The current issue of the journal JAMA Surgery has 3 interesting articles regarding breast reconstruction.  Two of the articles compare the differences between autologous breast reconstruction (using the patient’s own tissues) and implant-based reconstruction.  (Santosa, KB, et. al. JAMA Surg. 2018;153(10):891-899 and Bennett, KG, et. al. Jama Surg. 2018;153(10): 901-908 )  The article by Dr. Santosa and colleagues looked at patient satisfaction with breast reconstruction in a group of 2013 women and found that at 2 years patients who underwent autologous reconstruction were more satisfied with their reconstruction than patients with implants.  The authors state that this was, however, balanced somewhat by a “worsened abdominal (or donor site) well-being.”  This might have also been balanced by the results of the preceding paper in this issue of JAMA Surgery.  Dr. Bennett and her colleagues looked at 2 year complication rates in patients undergoing various forms of breast reconstruction. This prospective study looked at 2343 patients undergoing 7 different techniques of reconstruction.  Their results “revealed high rates of overall complications and reoperative complications, with significantly higher odds of complications associated with autologous reconstruction compared with implant techniques.”  Although the two implant based reconstructions in the study had a significantly lower incidence of complications, these percentages were not small.  Reconstructions using tissue expanders followed by a permanent implant had the lowest complication rate of all (26.6 %).

In summary, these two studies looked at the comparison between implant-based reconstruction and non-implant or autologous reconstruction from two different points of view.  One being the risks and complications of the procedures.  The other being how satisfied the patients were with the results.  In the complication study, the implant group came out on top and in the satisfaction study the results were reversed. Clearly the decision to have a breast reconstruction and to decide on the best technique is a complicated one and requires a long and careful consideration after a detailed consultation with a patient’s physicians and surgeons.
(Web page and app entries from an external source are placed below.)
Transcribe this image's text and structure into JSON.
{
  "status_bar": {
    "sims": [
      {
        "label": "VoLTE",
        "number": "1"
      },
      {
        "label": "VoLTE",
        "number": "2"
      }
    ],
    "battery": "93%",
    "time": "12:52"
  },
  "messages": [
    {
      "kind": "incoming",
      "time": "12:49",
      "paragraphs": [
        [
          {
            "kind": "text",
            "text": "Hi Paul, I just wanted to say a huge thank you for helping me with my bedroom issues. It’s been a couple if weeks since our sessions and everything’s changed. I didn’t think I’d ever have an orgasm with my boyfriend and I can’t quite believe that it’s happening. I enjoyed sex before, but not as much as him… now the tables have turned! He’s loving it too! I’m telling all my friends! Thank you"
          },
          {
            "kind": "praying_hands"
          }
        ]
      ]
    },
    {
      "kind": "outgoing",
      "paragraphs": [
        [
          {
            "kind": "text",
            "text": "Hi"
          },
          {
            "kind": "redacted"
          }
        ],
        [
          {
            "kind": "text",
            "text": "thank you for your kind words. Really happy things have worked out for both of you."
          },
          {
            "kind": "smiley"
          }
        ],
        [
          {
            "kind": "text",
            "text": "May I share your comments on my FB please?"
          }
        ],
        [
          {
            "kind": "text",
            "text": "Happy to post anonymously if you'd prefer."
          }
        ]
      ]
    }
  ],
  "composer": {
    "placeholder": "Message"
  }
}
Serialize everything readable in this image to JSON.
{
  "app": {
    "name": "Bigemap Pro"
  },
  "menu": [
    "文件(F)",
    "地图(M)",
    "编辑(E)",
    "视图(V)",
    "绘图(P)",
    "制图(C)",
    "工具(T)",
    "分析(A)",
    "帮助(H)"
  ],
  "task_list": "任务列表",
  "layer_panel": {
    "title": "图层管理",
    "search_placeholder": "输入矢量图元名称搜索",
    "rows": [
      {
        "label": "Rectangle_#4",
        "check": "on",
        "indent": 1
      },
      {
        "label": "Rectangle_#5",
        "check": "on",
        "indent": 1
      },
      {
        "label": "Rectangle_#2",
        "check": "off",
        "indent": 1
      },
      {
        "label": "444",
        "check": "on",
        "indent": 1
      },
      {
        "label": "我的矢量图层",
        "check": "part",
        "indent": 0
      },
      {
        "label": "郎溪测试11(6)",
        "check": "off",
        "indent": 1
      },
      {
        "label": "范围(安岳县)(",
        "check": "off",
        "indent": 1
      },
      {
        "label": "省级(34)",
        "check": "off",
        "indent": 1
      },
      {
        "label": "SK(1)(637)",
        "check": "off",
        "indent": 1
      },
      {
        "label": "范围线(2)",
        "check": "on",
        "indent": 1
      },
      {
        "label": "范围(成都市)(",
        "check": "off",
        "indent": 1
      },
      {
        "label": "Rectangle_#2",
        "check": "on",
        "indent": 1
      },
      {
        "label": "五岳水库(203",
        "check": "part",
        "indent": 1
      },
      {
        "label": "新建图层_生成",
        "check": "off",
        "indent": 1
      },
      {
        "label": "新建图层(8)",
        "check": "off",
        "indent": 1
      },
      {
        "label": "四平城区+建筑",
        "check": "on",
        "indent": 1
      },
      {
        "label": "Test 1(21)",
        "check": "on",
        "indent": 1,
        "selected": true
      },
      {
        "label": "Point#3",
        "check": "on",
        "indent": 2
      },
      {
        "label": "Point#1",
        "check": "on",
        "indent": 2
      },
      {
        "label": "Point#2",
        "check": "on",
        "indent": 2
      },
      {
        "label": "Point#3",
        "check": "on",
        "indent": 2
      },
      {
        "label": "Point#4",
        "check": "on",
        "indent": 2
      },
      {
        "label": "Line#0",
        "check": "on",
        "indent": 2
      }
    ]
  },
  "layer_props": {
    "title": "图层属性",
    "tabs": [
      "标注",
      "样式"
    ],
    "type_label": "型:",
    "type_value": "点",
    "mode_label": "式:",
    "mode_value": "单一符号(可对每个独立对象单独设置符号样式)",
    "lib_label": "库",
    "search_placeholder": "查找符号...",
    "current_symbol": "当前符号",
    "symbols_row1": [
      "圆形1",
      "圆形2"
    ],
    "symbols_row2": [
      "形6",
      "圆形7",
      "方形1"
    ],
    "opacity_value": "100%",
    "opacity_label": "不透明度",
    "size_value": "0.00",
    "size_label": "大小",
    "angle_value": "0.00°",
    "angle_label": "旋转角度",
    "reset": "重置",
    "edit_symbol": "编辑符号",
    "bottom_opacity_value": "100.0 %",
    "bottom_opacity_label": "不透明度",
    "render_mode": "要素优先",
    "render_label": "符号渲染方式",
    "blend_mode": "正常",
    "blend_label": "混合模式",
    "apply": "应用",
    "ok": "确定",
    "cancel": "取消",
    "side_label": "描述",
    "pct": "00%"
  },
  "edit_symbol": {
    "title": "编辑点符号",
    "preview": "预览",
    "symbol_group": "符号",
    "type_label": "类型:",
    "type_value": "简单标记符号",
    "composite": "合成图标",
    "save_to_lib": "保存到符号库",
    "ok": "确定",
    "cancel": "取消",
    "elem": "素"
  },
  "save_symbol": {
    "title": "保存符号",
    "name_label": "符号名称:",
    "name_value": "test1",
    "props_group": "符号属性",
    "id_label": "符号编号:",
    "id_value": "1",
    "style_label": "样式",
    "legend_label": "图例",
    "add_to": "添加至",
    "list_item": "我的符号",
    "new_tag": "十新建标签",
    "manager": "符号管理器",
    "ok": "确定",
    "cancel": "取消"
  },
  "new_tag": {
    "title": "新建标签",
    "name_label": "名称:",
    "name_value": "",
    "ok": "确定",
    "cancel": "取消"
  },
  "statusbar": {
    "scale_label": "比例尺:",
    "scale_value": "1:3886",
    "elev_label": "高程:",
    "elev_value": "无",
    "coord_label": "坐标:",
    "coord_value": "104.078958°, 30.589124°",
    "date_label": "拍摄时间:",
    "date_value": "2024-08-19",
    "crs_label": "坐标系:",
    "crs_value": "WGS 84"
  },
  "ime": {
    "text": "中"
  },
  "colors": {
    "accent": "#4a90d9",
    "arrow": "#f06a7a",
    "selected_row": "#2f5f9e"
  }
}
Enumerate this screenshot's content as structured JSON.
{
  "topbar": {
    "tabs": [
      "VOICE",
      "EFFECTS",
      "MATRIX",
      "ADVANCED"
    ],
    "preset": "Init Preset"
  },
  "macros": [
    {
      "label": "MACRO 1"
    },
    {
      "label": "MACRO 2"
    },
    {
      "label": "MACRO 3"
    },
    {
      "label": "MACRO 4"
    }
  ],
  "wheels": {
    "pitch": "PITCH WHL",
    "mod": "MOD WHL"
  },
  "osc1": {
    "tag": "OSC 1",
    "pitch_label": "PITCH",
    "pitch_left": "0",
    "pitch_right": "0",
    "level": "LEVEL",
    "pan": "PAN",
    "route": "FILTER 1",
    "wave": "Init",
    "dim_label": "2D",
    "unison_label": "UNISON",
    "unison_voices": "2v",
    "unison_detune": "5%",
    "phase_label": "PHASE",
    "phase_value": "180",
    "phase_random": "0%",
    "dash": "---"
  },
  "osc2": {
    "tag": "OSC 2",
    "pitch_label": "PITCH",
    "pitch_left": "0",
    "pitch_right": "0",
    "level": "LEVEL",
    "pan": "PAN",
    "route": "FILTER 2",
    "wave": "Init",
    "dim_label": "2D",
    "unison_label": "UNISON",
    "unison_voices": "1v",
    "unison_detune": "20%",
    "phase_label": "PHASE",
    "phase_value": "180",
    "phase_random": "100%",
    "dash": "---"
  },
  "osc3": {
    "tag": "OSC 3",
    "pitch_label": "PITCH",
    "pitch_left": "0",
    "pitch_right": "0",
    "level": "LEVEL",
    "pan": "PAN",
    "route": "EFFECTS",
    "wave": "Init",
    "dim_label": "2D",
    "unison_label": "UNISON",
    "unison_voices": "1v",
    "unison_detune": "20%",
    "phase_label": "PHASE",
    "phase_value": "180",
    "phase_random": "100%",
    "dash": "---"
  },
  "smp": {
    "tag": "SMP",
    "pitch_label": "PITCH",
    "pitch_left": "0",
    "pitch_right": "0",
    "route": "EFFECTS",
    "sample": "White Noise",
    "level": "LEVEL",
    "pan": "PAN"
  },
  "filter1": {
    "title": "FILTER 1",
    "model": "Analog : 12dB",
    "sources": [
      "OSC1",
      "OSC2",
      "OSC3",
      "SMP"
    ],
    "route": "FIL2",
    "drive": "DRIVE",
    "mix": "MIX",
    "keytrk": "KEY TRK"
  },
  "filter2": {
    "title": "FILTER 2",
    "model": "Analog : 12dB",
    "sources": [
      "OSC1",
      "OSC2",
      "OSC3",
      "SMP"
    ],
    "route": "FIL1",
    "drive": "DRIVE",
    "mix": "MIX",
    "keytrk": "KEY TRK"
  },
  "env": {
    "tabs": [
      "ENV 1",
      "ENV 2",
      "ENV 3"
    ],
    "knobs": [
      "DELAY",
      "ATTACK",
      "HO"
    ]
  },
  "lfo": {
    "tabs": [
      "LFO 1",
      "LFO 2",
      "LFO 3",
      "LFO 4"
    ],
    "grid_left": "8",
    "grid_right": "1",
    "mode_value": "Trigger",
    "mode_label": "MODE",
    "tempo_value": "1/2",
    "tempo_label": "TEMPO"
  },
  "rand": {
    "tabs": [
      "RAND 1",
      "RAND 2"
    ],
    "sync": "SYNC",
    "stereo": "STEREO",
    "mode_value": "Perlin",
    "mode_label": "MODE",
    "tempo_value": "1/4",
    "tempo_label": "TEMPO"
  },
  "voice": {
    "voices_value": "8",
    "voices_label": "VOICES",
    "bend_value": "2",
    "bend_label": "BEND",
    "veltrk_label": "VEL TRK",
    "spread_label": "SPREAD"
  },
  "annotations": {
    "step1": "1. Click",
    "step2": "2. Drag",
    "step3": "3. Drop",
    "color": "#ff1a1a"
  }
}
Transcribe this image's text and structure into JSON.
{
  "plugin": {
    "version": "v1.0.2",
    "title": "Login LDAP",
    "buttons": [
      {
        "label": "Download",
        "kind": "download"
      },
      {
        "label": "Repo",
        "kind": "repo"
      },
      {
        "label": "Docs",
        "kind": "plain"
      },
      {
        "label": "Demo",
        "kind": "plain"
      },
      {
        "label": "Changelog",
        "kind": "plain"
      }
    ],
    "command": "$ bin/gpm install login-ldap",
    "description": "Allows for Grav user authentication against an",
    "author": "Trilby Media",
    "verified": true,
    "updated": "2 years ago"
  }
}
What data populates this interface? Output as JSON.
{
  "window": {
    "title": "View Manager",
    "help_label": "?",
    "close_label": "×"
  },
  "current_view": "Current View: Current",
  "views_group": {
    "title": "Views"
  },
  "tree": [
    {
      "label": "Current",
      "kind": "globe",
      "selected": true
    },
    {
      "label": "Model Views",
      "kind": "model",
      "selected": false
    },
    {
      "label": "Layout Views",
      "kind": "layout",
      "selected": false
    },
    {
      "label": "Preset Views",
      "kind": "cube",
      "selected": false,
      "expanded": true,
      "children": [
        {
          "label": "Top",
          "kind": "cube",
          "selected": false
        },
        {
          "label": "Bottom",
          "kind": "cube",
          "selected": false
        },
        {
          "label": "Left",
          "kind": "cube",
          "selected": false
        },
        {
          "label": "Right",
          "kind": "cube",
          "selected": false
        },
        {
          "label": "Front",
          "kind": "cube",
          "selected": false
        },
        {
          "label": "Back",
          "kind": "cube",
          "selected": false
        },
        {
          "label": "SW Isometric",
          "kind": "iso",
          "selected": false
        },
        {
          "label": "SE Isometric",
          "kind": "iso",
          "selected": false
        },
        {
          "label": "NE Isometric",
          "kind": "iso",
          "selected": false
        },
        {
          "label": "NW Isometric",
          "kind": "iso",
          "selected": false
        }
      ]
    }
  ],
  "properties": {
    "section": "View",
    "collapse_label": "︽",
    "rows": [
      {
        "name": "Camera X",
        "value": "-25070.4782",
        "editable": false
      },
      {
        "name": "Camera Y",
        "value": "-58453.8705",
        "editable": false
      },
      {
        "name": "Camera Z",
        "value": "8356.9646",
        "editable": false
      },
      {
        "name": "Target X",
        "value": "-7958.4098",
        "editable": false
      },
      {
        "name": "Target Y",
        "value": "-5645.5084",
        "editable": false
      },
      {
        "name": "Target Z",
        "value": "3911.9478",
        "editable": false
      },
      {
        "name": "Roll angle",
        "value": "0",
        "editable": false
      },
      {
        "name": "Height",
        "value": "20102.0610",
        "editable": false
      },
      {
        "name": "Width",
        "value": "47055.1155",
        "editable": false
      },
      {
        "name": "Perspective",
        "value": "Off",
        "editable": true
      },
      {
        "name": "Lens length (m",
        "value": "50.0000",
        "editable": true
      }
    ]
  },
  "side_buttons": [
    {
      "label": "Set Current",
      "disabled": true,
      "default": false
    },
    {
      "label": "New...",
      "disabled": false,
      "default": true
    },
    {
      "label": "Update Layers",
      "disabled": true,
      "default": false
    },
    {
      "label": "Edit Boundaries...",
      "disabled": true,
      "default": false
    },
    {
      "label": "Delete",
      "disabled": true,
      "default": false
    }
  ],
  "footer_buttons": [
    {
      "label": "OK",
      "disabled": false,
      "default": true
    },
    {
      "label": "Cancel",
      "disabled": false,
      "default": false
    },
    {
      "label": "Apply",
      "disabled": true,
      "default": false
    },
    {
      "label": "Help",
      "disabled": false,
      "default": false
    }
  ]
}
Many surgeons including me have expressed for a variety of reasons concerns that autologous fat reconstruction of the breast would theoretically lead to a higher incidence of recurrence of breast cancer. The third article by Krastev, T, et. al. (JAMA Surg. Published online October 10, 2018. doi:10.1001/jamasurg.2018.3744 ) looked at the rate of cancer relapse in patients undergoing autologous fat reconstruction versus an age matched control group that did not have autologous fat reconstructions. This 5 year study did not find any difference in the two groups.  Thus, for this initial period, at least, autologous fat reconstruction does not appear to increase the risk of recurrence of breast cancer. This is a very important and encouraging result. I hope the authors will continue to follow the patients for a longer period which, in my opinion, would be necessary to answer this question more thoroughly.